Hoque. Z, (2005), Linking environmental uncertainty to non-financial performance measures and performance: a research note, The British Accounting Review, Volume 37, Issue 4, December 2005, Pages 471-481.
Horngren.C, Datar. S and Foster. G, (2006), To accompany cost accounting-Topic 8, published by Pearson Education Limited.
Hussain, M. (2004). Management Accounting Performance Measures In Interest-free Financial Institutions: Need of Non-financial Performance Measurement. Managerial Finance, 30(11), 74.
Ittner. C and Larcker. D, (2001), Assessing empirical research in managerial accounting: a value-based management perspective, Journal of Accounting and Economics, Volume 32, Issues 1-3, December 2001, Pages 349-410.
Libby. R, Libby. P and Short. D, (2001), Financial Accounting, The McGraw-Hill Companies, Inc.
Merchant, K. A. (2006). Measuring general managers’ performances :Market, accounting and combination-of-measures systems. Accounting, Auditing & Accountability Journal, 19(6), 893-917.
Sabounchi, N., & Roper, M.. (1 January). Process Performance Measurement based on a Dynamic Approach. IIE Annual Conference. Proceedings,1784-1789.
Taticchi, P., Tonelli, F., & Cagnazzo, L. (2010). Performance measurement and management: a literature review and a research agenda. Measuring Business Excellence, 14(1), 4-18.
Tayles, M., Pike, R. H., & Sofian, S. (2007). Intellectual capital, management accounting practices and corporate performance :Perceptions of managers. Accounting, Auditing & Accountability Journal, 20(4), 522-548.
Van der Stede, W. A., Chow, C. W., & Lin, T. W. (2006). Strategy, Choice of Performance Measures, and Performance. Behavioral Research in Accounting, 18, 185-205.
Walters, L., & Pergola, T. (2007). A Performance Measurement Case for Managerial Accounting. Journal of Business Cases and Applications, 1, 7-17.
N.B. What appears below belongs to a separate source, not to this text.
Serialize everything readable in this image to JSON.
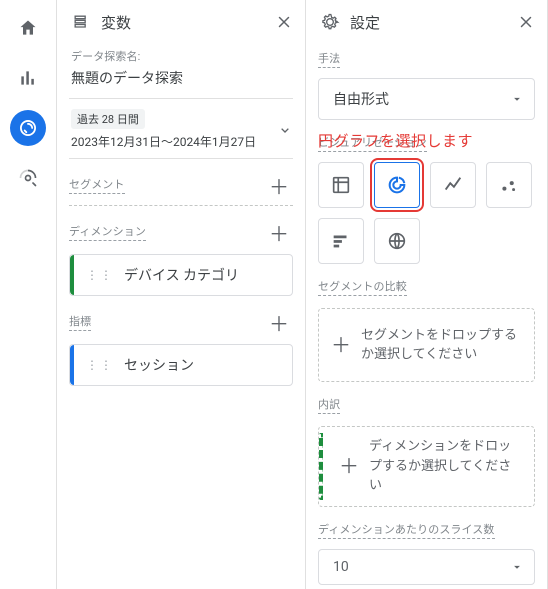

Weetman. P, (2006), Management Accounting, published by Pearson Education Limited.